TASK INSTRUCTIONS: Please restate each line of the data that follows word for word, skipping any image.

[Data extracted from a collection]
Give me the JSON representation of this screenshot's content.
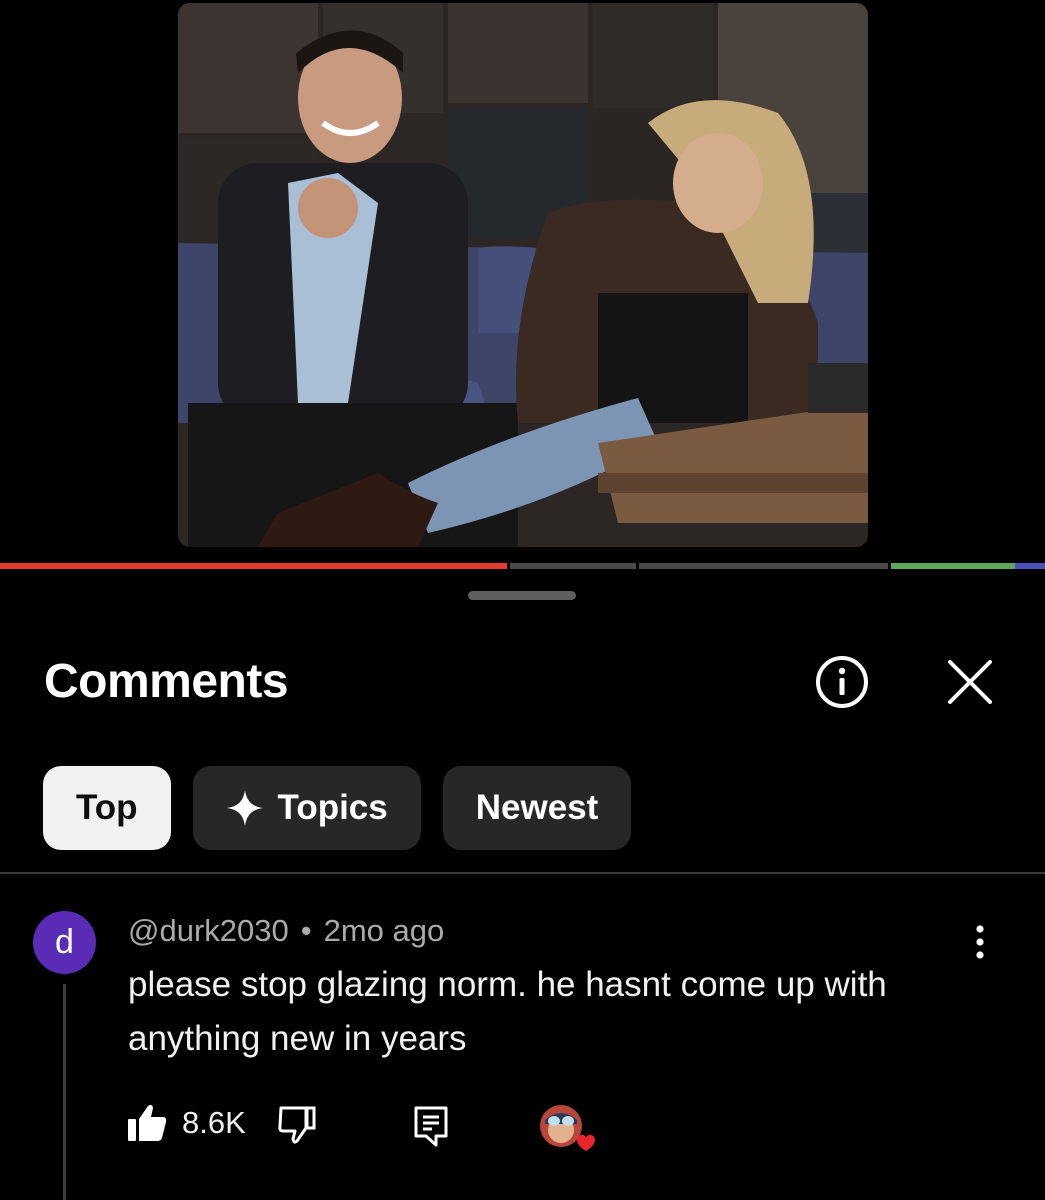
{
  "video": {
    "thumbnail_icon": "video-frame-talk-show",
    "progress": {
      "played_fraction": 0.485,
      "colors": {
        "played": "#e43b2f",
        "buffered": "#4a4a4a",
        "chapter_green": "#5da85a",
        "chapter_blue": "#4b4fb8"
      }
    }
  },
  "comments_panel": {
    "title": "Comments",
    "info_icon": "info-circle-icon",
    "close_icon": "close-icon",
    "chips": [
      {
        "label": "Top",
        "active": true
      },
      {
        "label": "Topics",
        "icon": "sparkle-icon",
        "active": false
      },
      {
        "label": "Newest",
        "active": false
      }
    ]
  },
  "comment": {
    "avatar_letter": "d",
    "avatar_color": "#5a2bb5",
    "author": "@durk2030",
    "separator": "•",
    "time": "2mo ago",
    "text": "please stop glazing norm. he hasnt come up with anything new in years",
    "likes": "8.6K",
    "actions": {
      "like_icon": "thumbs-up-icon",
      "dislike_icon": "thumbs-down-icon",
      "reply_icon": "reply-icon",
      "creator_heart_icon": "creator-heart-icon",
      "more_icon": "more-vert-icon"
    }
  }
}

REPLY:
Give me the JSON representation of this screenshot's content.
{
  "video": {
    "thumbnail_icon": "video-frame-talk-show",
    "progress": {
      "played_fraction": 0.485,
      "colors": {
        "played": "#e43b2f",
        "buffered": "#4a4a4a",
        "chapter_green": "#5da85a",
        "chapter_blue": "#4b4fb8"
      }
    }
  },
  "comments_panel": {
    "title": "Comments",
    "info_icon": "info-circle-icon",
    "close_icon": "close-icon",
    "chips": [
      {
        "label": "Top",
        "active": true
      },
      {
        "label": "Topics",
        "icon": "sparkle-icon",
        "active": false
      },
      {
        "label": "Newest",
        "active": false
      }
    ]
  },
  "comment": {
    "avatar_letter": "d",
    "avatar_color": "#5a2bb5",
    "author": "@durk2030",
    "separator": "•",
    "time": "2mo ago",
    "text": "please stop glazing norm. he hasnt come up with anything new in years",
    "likes": "8.6K",
    "actions": {
      "like_icon": "thumbs-up-icon",
      "dislike_icon": "thumbs-down-icon",
      "reply_icon": "reply-icon",
      "creator_heart_icon": "creator-heart-icon",
      "more_icon": "more-vert-icon"
    }
  }
}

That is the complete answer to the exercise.